_Entries supplied_
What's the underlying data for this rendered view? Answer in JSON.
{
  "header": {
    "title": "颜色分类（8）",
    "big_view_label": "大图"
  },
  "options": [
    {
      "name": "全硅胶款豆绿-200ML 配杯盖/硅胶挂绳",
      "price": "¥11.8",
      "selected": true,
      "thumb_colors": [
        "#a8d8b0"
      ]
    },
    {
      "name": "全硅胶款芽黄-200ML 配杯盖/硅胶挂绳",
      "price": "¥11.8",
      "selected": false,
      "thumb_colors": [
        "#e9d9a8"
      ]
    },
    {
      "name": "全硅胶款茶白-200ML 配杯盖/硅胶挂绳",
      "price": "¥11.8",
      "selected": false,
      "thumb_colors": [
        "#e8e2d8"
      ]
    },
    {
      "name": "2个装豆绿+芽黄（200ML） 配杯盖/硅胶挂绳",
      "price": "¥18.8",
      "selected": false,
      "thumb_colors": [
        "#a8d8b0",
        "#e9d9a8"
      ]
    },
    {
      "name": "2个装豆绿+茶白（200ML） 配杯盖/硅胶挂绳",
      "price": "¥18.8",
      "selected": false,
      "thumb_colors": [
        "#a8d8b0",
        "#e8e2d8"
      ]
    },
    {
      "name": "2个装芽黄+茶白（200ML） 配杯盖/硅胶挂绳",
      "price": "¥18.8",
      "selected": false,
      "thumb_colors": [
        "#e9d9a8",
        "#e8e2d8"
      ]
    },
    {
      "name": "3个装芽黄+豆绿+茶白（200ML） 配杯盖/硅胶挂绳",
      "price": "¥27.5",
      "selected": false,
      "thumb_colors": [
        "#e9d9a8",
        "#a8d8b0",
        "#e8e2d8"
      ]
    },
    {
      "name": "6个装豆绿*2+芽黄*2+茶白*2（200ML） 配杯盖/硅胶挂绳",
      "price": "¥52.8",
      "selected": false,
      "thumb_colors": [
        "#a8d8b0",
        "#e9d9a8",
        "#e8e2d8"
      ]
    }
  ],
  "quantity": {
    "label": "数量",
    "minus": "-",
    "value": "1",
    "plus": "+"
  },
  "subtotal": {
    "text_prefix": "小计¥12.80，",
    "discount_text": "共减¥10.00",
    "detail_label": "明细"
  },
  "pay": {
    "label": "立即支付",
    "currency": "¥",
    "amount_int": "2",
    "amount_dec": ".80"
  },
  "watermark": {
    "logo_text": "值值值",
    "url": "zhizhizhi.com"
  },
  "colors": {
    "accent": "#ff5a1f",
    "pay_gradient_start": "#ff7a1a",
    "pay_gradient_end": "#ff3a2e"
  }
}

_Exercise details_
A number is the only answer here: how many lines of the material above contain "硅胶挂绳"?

_Task solution_
8